Feldenkrais Research Journal, 6, 1-24.
A physical movement can be construed in many ways. For some researchers of mathematics education informed by embodiment theories this is important, as they perceive a mathematical concept as a polysemous structure grounded in multiple interrelated sensorimotor constructions. In this dance is no different. Similarly in both disciplines, the more ways one has of thinking about a movement and the more connections one builds across these different constructions, the deeper and richer one’s understanding and proficiency in enacting the movement and the greater one’s capacity to transpose the learning to new contexts. In both mathematics and dance, instructors thus seek to create conditions for students to develop diverse subjective constructions of the movements they are learning to enact and to explore relations across these different constructions.
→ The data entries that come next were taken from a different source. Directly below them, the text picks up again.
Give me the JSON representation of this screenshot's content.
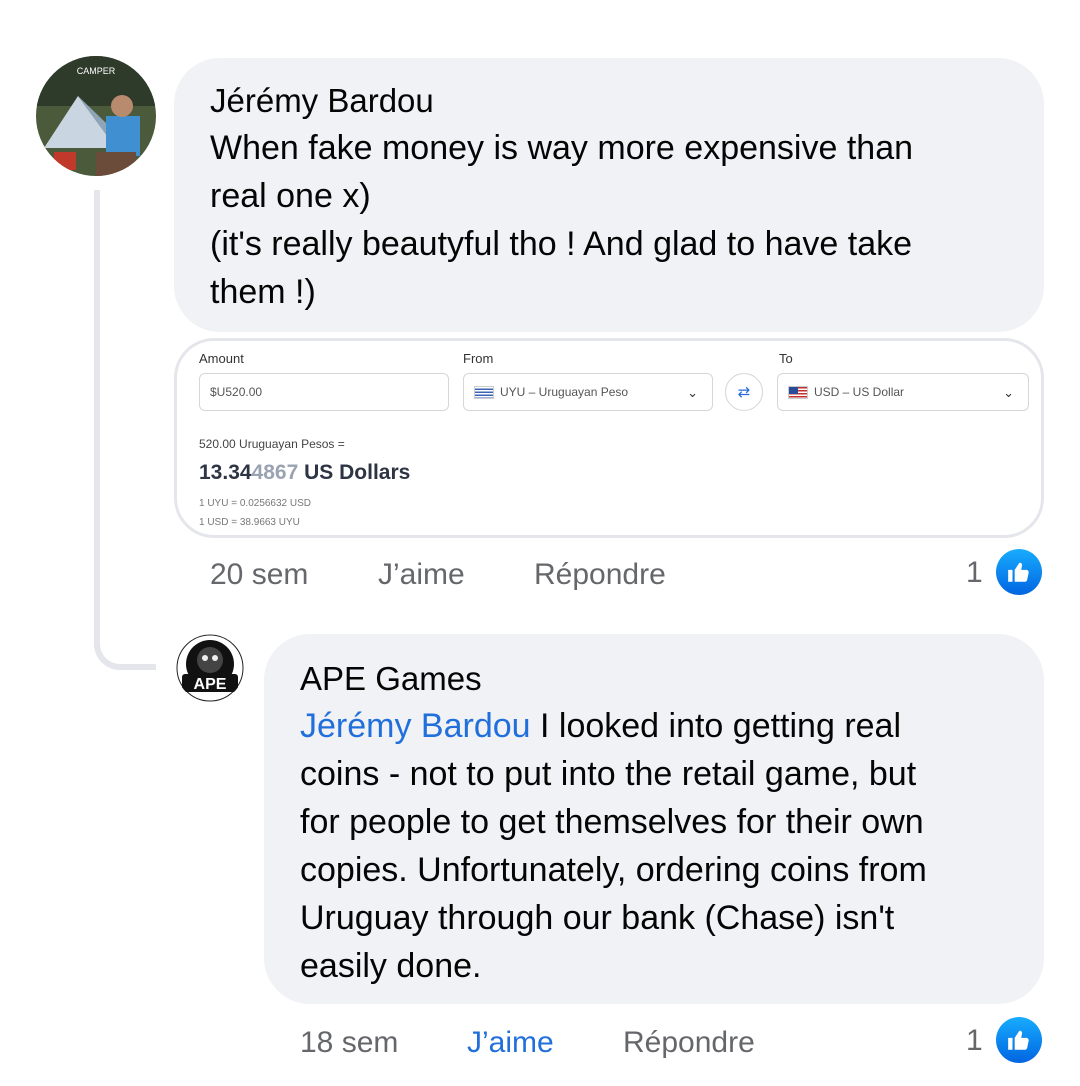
{
  "colors": {
    "bubble_bg": "#f0f2f5",
    "mention": "#216fdb",
    "meta": "#65676b",
    "like_blue": "#0866ff"
  },
  "comment1": {
    "author": "Jérémy Bardou",
    "avatar_badge": "CAMPER",
    "lines": [
      "When fake money is way more expensive than",
      "real one x)",
      "(it's really beautyful tho ! And glad to have take",
      "them !)"
    ],
    "attachment": {
      "amount_label": "Amount",
      "amount_value": "$U520.00",
      "from_label": "From",
      "from_value": "UYU – Uruguayan Peso",
      "to_label": "To",
      "to_value": "USD – US Dollar",
      "conversion_from": "520.00 Uruguayan Pesos =",
      "conversion_result_main": "13.34",
      "conversion_result_faded": "4867",
      "conversion_result_unit": " US Dollars",
      "rate1": "1 UYU = 0.0256632 USD",
      "rate2": "1 USD = 38.9663 UYU",
      "icons": [
        "uruguay-flag-icon",
        "us-flag-icon",
        "chevron-down-icon",
        "swap-icon"
      ]
    },
    "time": "20 sem",
    "like": "J’aime",
    "reply": "Répondre",
    "reaction_count": "1"
  },
  "comment2": {
    "author": "APE Games",
    "avatar_text": "APE",
    "mention": "Jérémy Bardou",
    "lines": [
      " I looked into getting real",
      "coins - not to put into the retail game, but",
      "for people to get themselves for their own",
      "copies. Unfortunately, ordering coins from",
      "Uruguay through our bank (Chase) isn't",
      "easily done."
    ],
    "time": "18 sem",
    "like": "J’aime",
    "like_active": true,
    "reply": "Répondre",
    "reaction_count": "1"
  }
}
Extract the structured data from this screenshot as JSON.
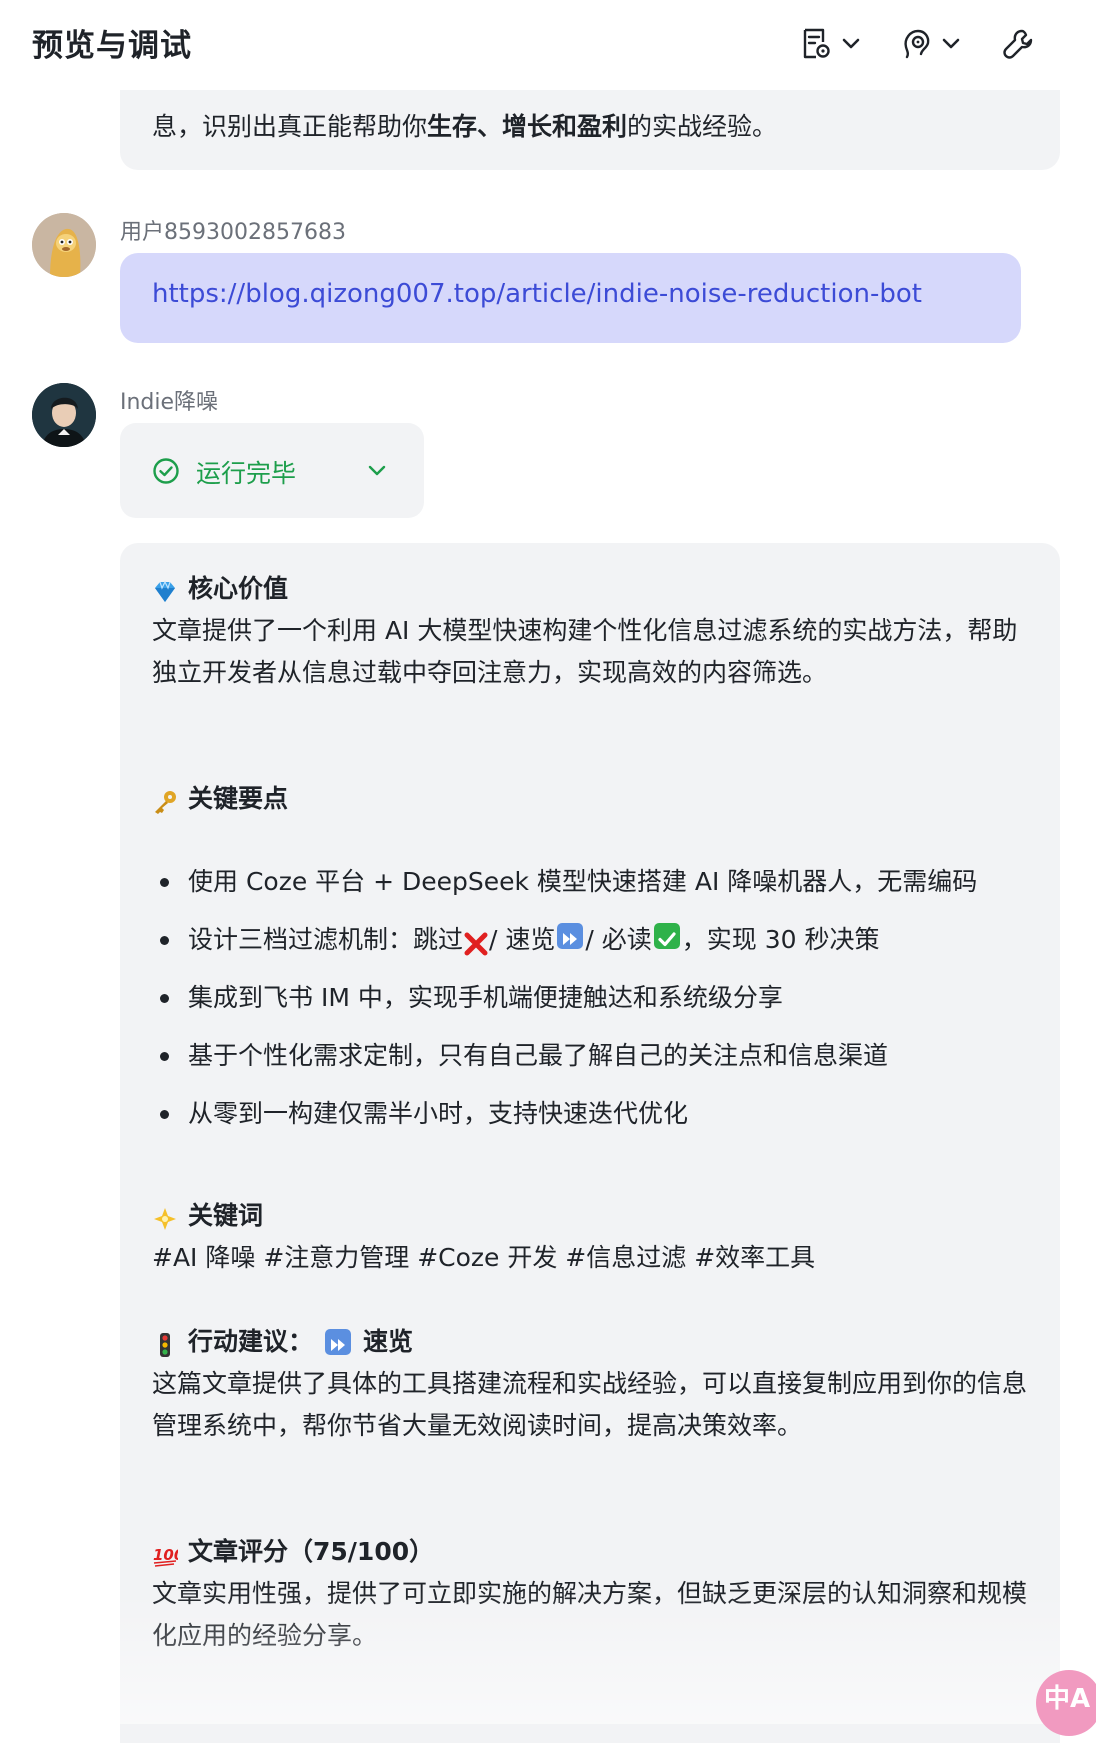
{
  "header": {
    "title": "预览与调试",
    "icons": [
      "document-settings-icon",
      "chevron-down-icon",
      "earpiece-settings-icon",
      "chevron-down-icon",
      "wrench-icon"
    ]
  },
  "previous_message": {
    "text_before": "息，识别出真正能帮助你",
    "text_bold": "生存、增长和盈利",
    "text_after": "的实战经验。"
  },
  "user_message": {
    "sender": "用户8593002857683",
    "link": "https://blog.qizong007.top/article/indie-noise-reduction-bot"
  },
  "bot_message": {
    "sender": "Indie降噪",
    "status": "运行完毕",
    "core_value": {
      "heading": "核心价值",
      "body": "文章提供了一个利用 AI 大模型快速构建个性化信息过滤系统的实战方法，帮助独立开发者从信息过载中夺回注意力，实现高效的内容筛选。"
    },
    "key_points": {
      "heading": "关键要点",
      "items": [
        "使用 Coze 平台 + DeepSeek 模型快速搭建 AI 降噪机器人，无需编码",
        "设计三档过滤机制：跳过",
        "集成到飞书 IM 中，实现手机端便捷触达和系统级分享",
        "基于个性化需求定制，只有自己最了解自己的关注点和信息渠道",
        "从零到一构建仅需半小时，支持快速迭代优化"
      ],
      "item2_part2": "/ 速览",
      "item2_part3": "/ 必读",
      "item2_part4": "，实现 30 秒决策"
    },
    "keywords": {
      "heading": "关键词",
      "body": "#AI 降噪 #注意力管理 #Coze 开发 #信息过滤 #效率工具"
    },
    "action": {
      "heading_a": "行动建议：",
      "heading_b": "速览",
      "body": "这篇文章提供了具体的工具搭建流程和实战经验，可以直接复制应用到你的信息管理系统中，帮你节省大量无效阅读时间，提高决策效率。"
    },
    "score": {
      "heading": "文章评分（75/100）",
      "body": "文章实用性强，提供了可立即实施的解决方案，但缺乏更深层的认知洞察和规模化应用的经验分享。"
    }
  },
  "floating_button": {
    "label": "中A"
  },
  "colors": {
    "bubble_gray": "#f2f3f5",
    "user_bubble": "#d6d8fb",
    "link": "#3c4bd6",
    "success": "#1d9e4b"
  }
}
Any pedagogical discussion of movement, whether in dance or mathematics, must be a discussion of the individual’s subjective phenomenology and increasing awareness. In reflection, the very possibility of the authors’ interdisciplinary dialogue is testimony to the cohesive potential in systemic conceptualizations of human movement.